* Article titles in AMA citation format should be in sentence-case

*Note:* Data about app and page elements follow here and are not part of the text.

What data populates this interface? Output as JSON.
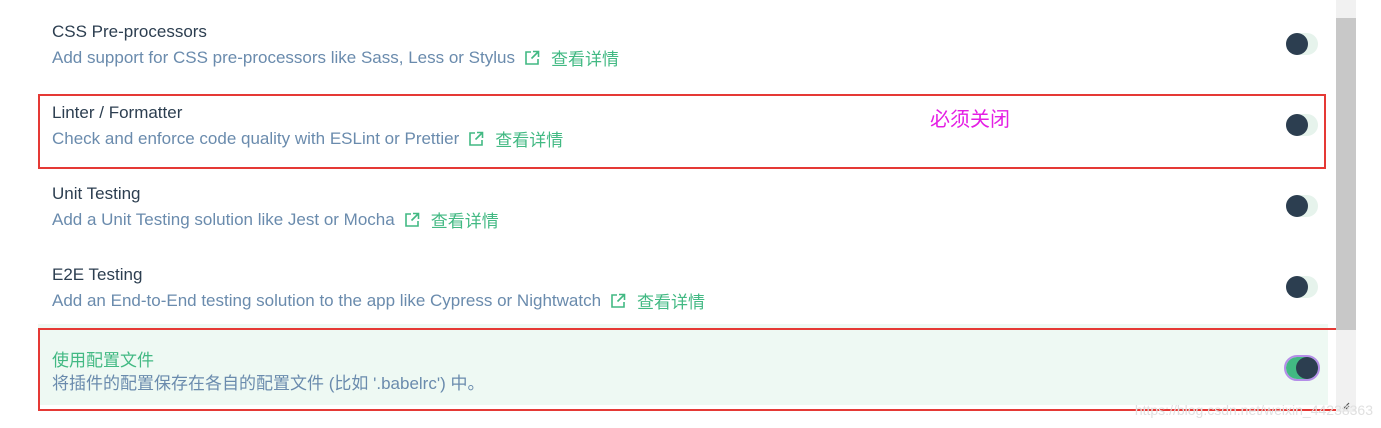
{
  "features": [
    {
      "title": "CSS Pre-processors",
      "description": "Add support for CSS pre-processors like Sass, Less or Stylus",
      "link_label": "查看详情",
      "enabled": false
    },
    {
      "title": "Linter / Formatter",
      "description": "Check and enforce code quality with ESLint or Prettier",
      "link_label": "查看详情",
      "enabled": false
    },
    {
      "title": "Unit Testing",
      "description": "Add a Unit Testing solution like Jest or Mocha",
      "link_label": "查看详情",
      "enabled": false
    },
    {
      "title": "E2E Testing",
      "description": "Add an End-to-End testing solution to the app like Cypress or Nightwatch",
      "link_label": "查看详情",
      "enabled": false
    },
    {
      "title": "使用配置文件",
      "description": "将插件的配置保存在各自的配置文件 (比如 '.babelrc') 中。",
      "enabled": true
    }
  ],
  "annotation": "必须关闭",
  "watermark": "https://blog.csdn.net/weixin_44238363",
  "colors": {
    "accent": "#42b983",
    "highlight_border": "#e53935",
    "annotation": "#e41fe4",
    "toggle_knob": "#2c3e50"
  },
  "icons": {
    "external_link": "external-link-icon",
    "resize": "resize-handle-icon"
  }
}
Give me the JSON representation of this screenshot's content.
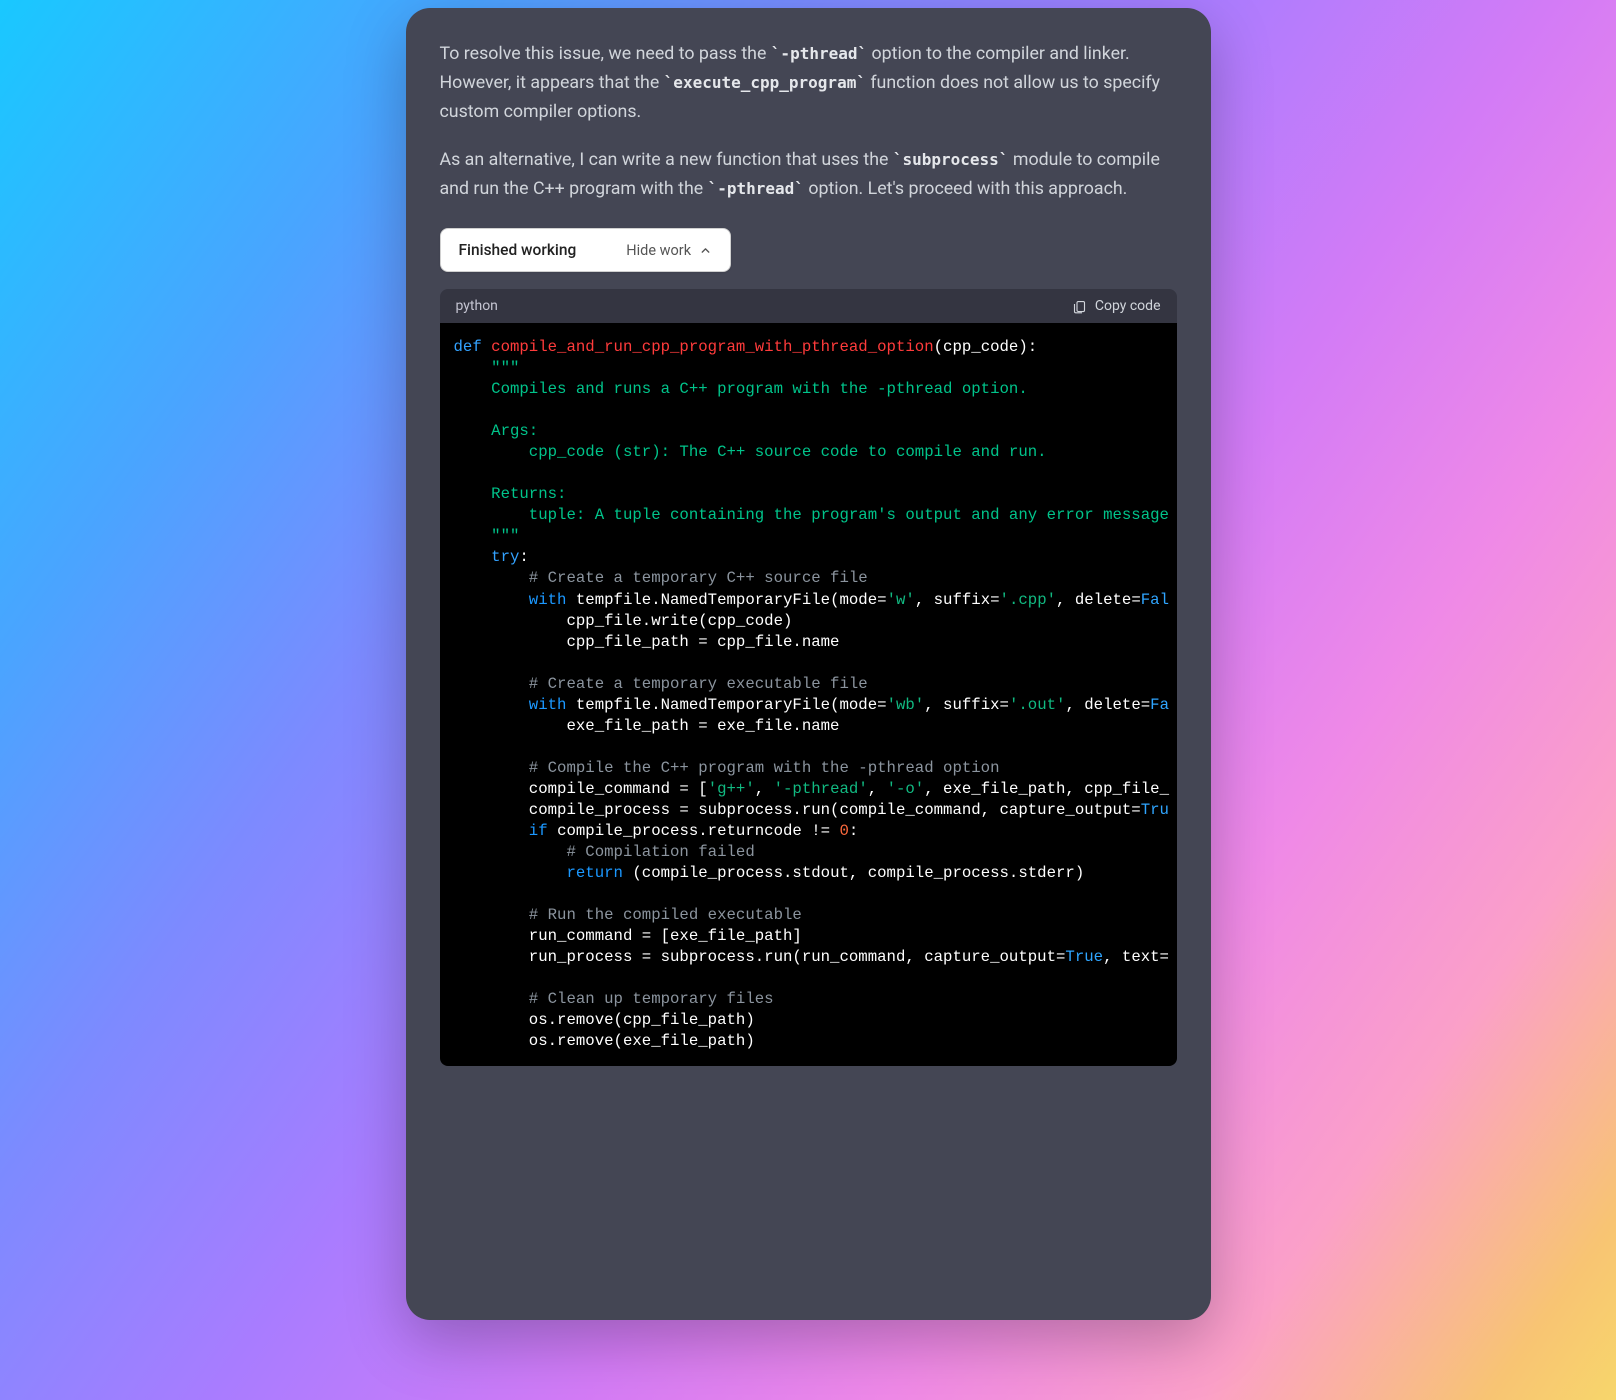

TY - JOUR T1 - Systemic administration of ghrelin increases extracellular dopamine in the shell but not the core subdivision of the nucleus accumbens. AU - Quarta,Davide, AU - Di Francesco,Carla, AU - Melotto,Sergio, AU - Mangiarini,Laura, AU - Heidbreder,Christian, AU - Hedou,Gael, Y1 - 2008/12/11/ PY - 2008/10/14/received PY - 2008/11/14/revised PY - 2008/12/02/accepted PY - 2009/1/3/entrez PY - 2009/1/3/pubmed PY - 2009/5/2/medline SP - 89 EP - 94 JF - Neurochemistry international JO - Neurochem Int VL - 54 IS - 2 N2 - The gut-hormone ghrelin endogenously binds to the ghrelin receptor (GHS-R) to promote foraging and feeding behaviours mainly via the hypothalamic arcuate nucleus (ARC). GHS-Rs are also expressed in midbrain dopaminergic neurons of the ventral tegmental area (VTA) suggesting that ghrelin may modulate the mesolimbic dopamine (DA) system. In support of this hypothesis, previous results have shown that intraventricular administration of ghrelin in rats increases DA levels in the nucleus accumbens (NAc). In the present study, the systemic doses of ghrelin capable of triggering central activation were first determined, and growth hormone (GH) levels were used as a marker of ghrelin-induced activation. Similar dose regimen was then used to measure ghrelin-induced effects on extracellular levels of monoamines in the shell and core subdivisions of the NAc using microdialysis in freely moving rats. We show that subcutaneous (s.c.) administration of ghrelin produced an increase in basal plasmatic ghrelin concentrations that was paralleled by enhanced GH secretion. In addition, a significant increase in extracellular levels of DA was observed specifically in the NAc shell, with no effect in the core subdivision. Extracellular serotonin (5-HT) levels were also affected in the shell subregion, but without reaching statistical significance. Increased extracellular DA levels in the NAc shell have been typically associated with the acute reinforcing effects of addictive drugs. The present findings therefore suggest that systemic ghrelin may modulate the valence of reinforcers such as food and drugs of abuse by interfering with mesolimbic DA activity. SN - 0197-0186 UR - https://www.unboundmedicine.com/medline/citation/19118592/Systemic_administration_of_ghrelin_increases_extracellular_dopamine_in_the_shell_but_not_the_core_subdivision_of_the_nucleus_accumbens_ L2 - https://linkinghub.elsevier.com/retrieve/pii/S0197-0186(08)00198-8 DB - PRIME DP - Unbound Medicine ER -